Task brief ▸ The required output holds only the lines from the one containing "What data populates" through the end of the material below, copied exactly, please, with no pictures.
── Input material
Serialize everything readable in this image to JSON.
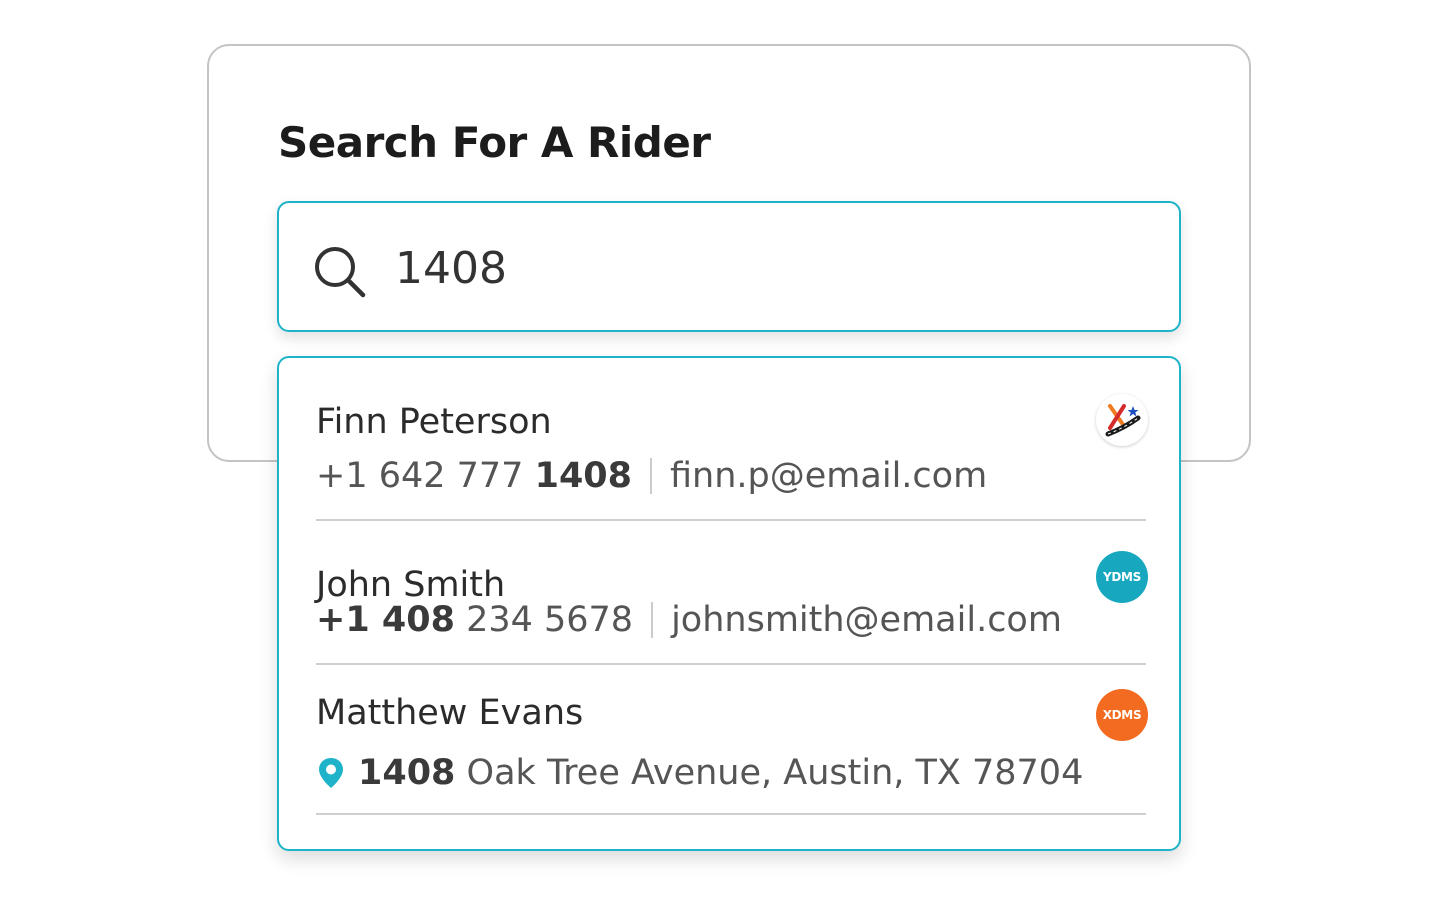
{
  "header": {
    "title": "Search For A Rider"
  },
  "search": {
    "value": "1408"
  },
  "results": [
    {
      "name": "Finn Peterson",
      "phone_pre": "+1 642 777 ",
      "phone_match": "1408",
      "email": "finn.p@email.com",
      "badge": {
        "icon": "x-star-logo-icon"
      }
    },
    {
      "name": "John Smith",
      "phone_match": "+1 408",
      "phone_post": " 234 5678",
      "email": "johnsmith@email.com",
      "badge": {
        "label": "YDMS",
        "color": "#17a8bf"
      }
    },
    {
      "name": "Matthew Evans",
      "address_match": "1408",
      "address_rest": " Oak Tree Avenue, Austin, TX 78704",
      "badge": {
        "label": "XDMS",
        "color": "#f36b21"
      }
    }
  ],
  "colors": {
    "accent": "#1fb3c9",
    "border": "#c4c4c4",
    "text": "#2b2b2b"
  }
}
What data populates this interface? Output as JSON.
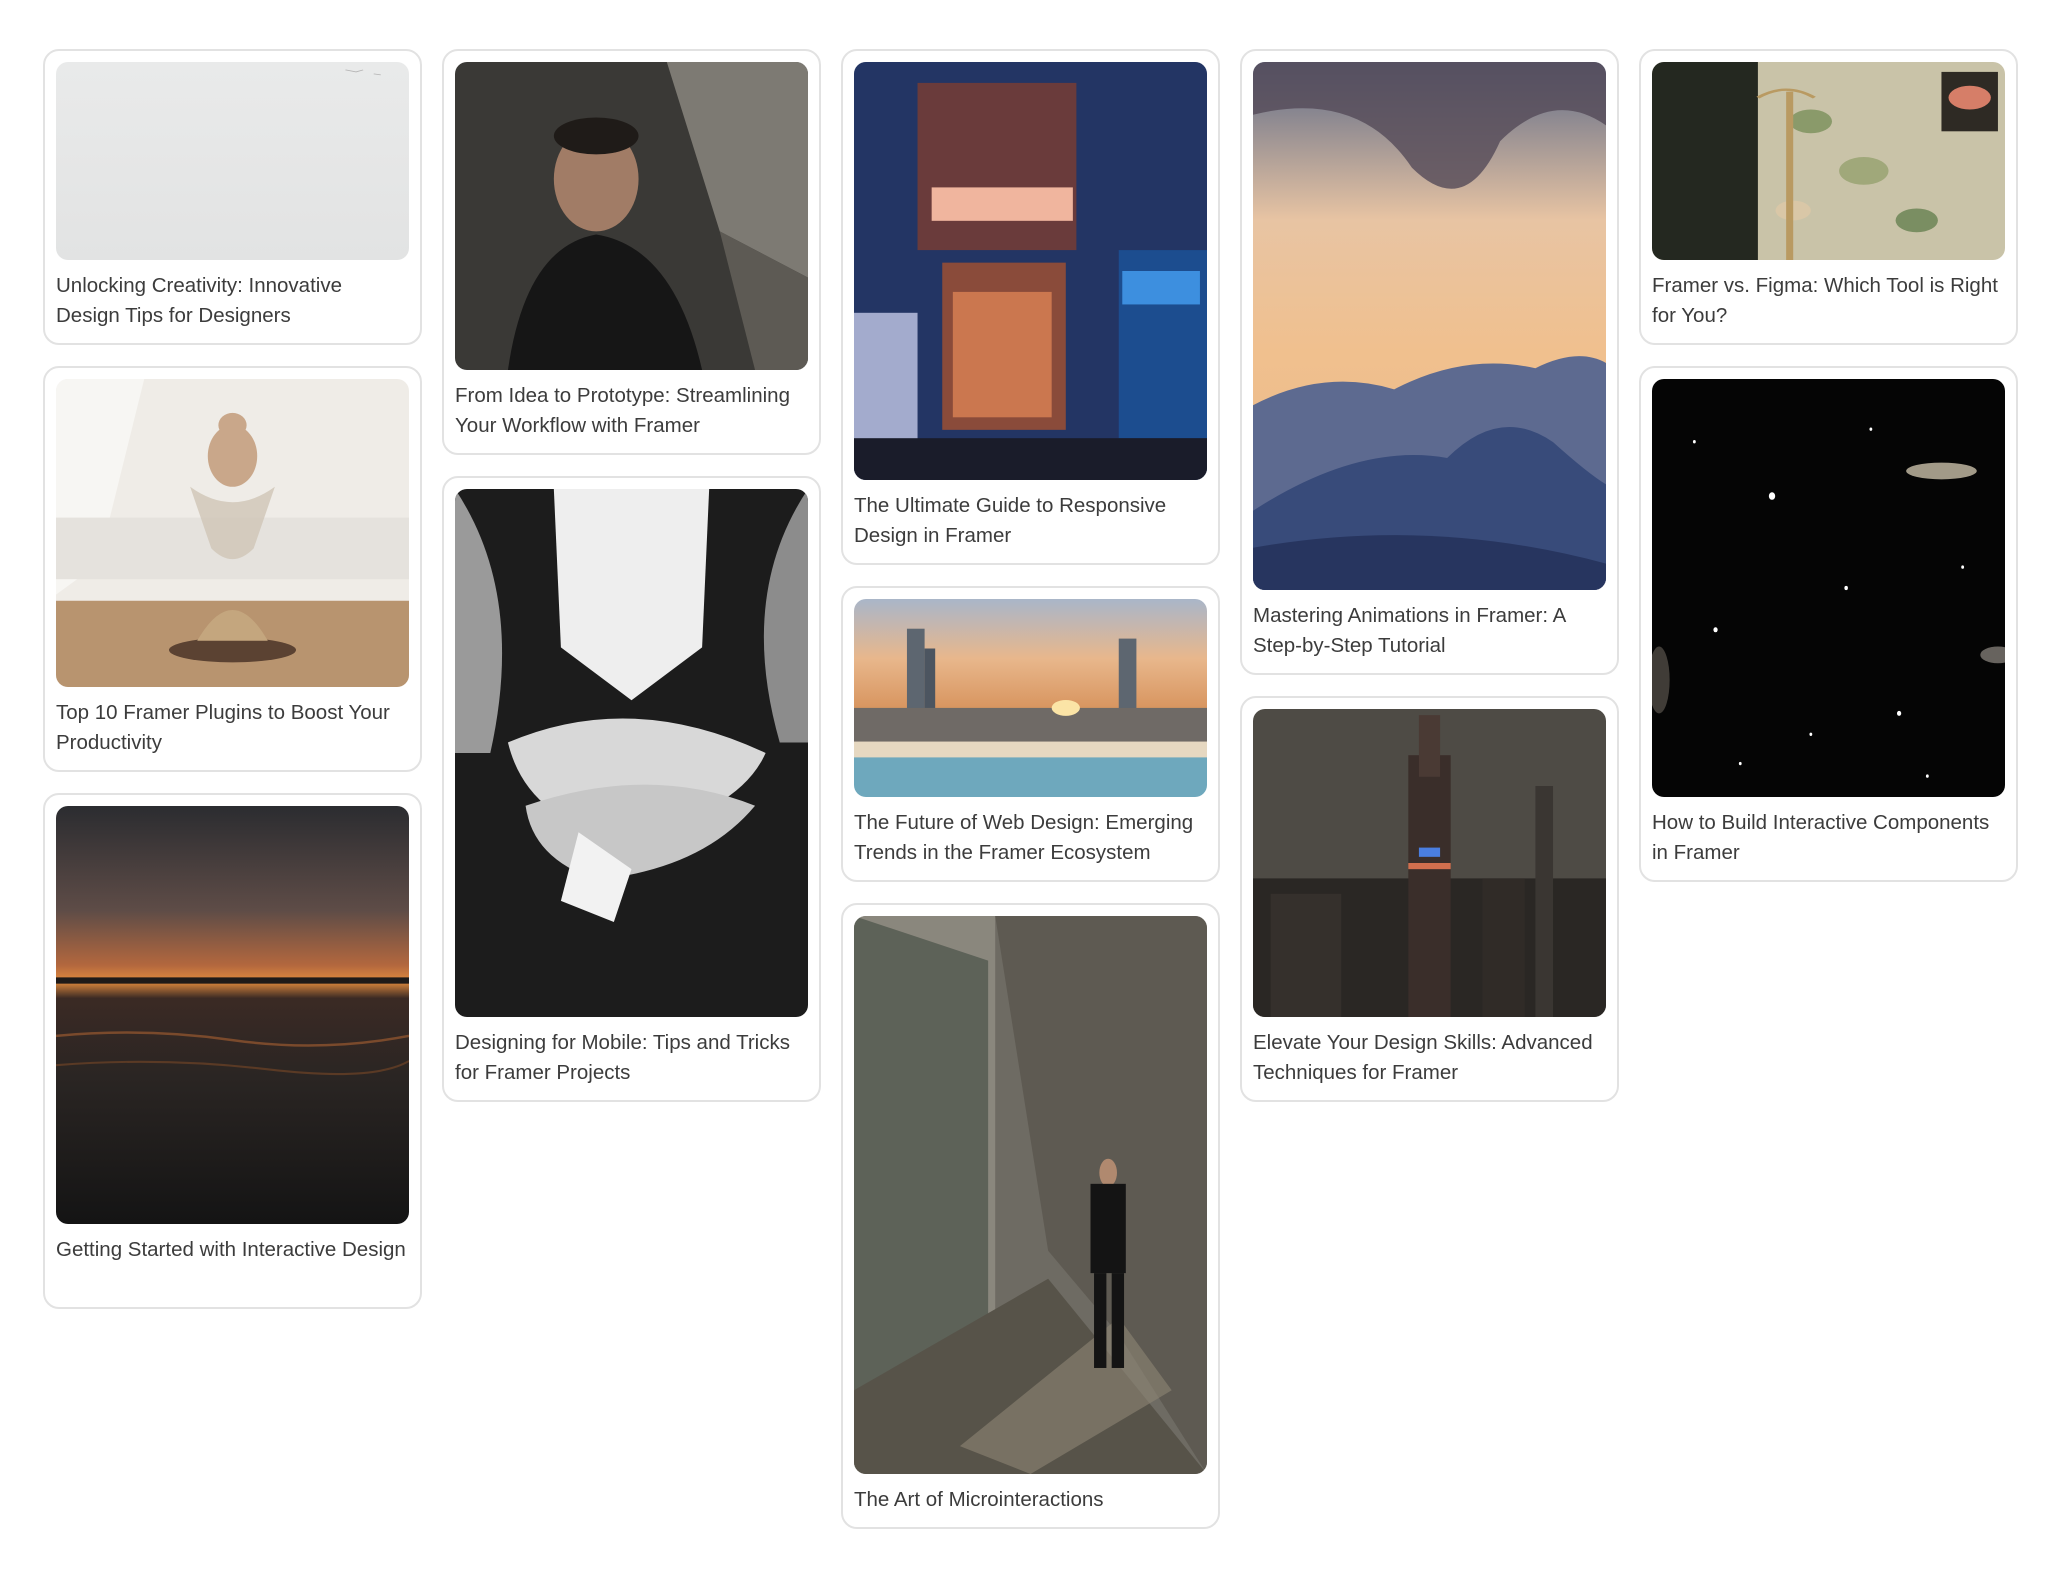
{
  "columns": [
    [
      {
        "title": "Unlocking Creativity: Innovative Design Tips for Designers",
        "image": "grey-sky-photo"
      },
      {
        "title": "Top 10 Framer Plugins to Boost Your Productivity",
        "image": "hourglass-sculpture-photo"
      },
      {
        "title": "Getting Started with Interactive Design",
        "image": "sunset-over-sea-photo"
      }
    ],
    [
      {
        "title": "From Idea to Prototype: Streamlining Your Workflow with Framer",
        "image": "man-portrait-photo"
      },
      {
        "title": "Designing for Mobile: Tips and Tricks for Framer Projects",
        "image": "holding-hands-bw-photo"
      }
    ],
    [
      {
        "title": "The Ultimate Guide to Responsive Design in Framer",
        "image": "neon-street-shop-photo"
      },
      {
        "title": "The Future of Web Design: Emerging Trends in the Framer Ecosystem",
        "image": "coastal-city-sunset-photo"
      },
      {
        "title": "The Art of Microinteractions",
        "image": "man-in-corridor-photo"
      }
    ],
    [
      {
        "title": "Mastering Animations in Framer: A Step-by-Step Tutorial",
        "image": "mountain-sunset-photo"
      },
      {
        "title": "Elevate Your Design Skills: Advanced Techniques for Framer",
        "image": "city-skyline-night-photo"
      }
    ],
    [
      {
        "title": "Framer vs. Figma: Which Tool is Right for You?",
        "image": "floral-wallpaper-coat-rack-photo"
      },
      {
        "title": "How to Build Interactive Components in Framer",
        "image": "starry-space-galaxies-photo"
      }
    ]
  ]
}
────
Response to this task ▸
What data populates this interface? Output as JSON.
{
  "columns": [
    [
      {
        "title": "Unlocking Creativity: Innovative Design Tips for Designers",
        "image": "grey-sky-photo"
      },
      {
        "title": "Top 10 Framer Plugins to Boost Your Productivity",
        "image": "hourglass-sculpture-photo"
      },
      {
        "title": "Getting Started with Interactive Design",
        "image": "sunset-over-sea-photo"
      }
    ],
    [
      {
        "title": "From Idea to Prototype: Streamlining Your Workflow with Framer",
        "image": "man-portrait-photo"
      },
      {
        "title": "Designing for Mobile: Tips and Tricks for Framer Projects",
        "image": "holding-hands-bw-photo"
      }
    ],
    [
      {
        "title": "The Ultimate Guide to Responsive Design in Framer",
        "image": "neon-street-shop-photo"
      },
      {
        "title": "The Future of Web Design: Emerging Trends in the Framer Ecosystem",
        "image": "coastal-city-sunset-photo"
      },
      {
        "title": "The Art of Microinteractions",
        "image": "man-in-corridor-photo"
      }
    ],
    [
      {
        "title": "Mastering Animations in Framer: A Step-by-Step Tutorial",
        "image": "mountain-sunset-photo"
      },
      {
        "title": "Elevate Your Design Skills: Advanced Techniques for Framer",
        "image": "city-skyline-night-photo"
      }
    ],
    [
      {
        "title": "Framer vs. Figma: Which Tool is Right for You?",
        "image": "floral-wallpaper-coat-rack-photo"
      },
      {
        "title": "How to Build Interactive Components in Framer",
        "image": "starry-space-galaxies-photo"
      }
    ]
  ]
}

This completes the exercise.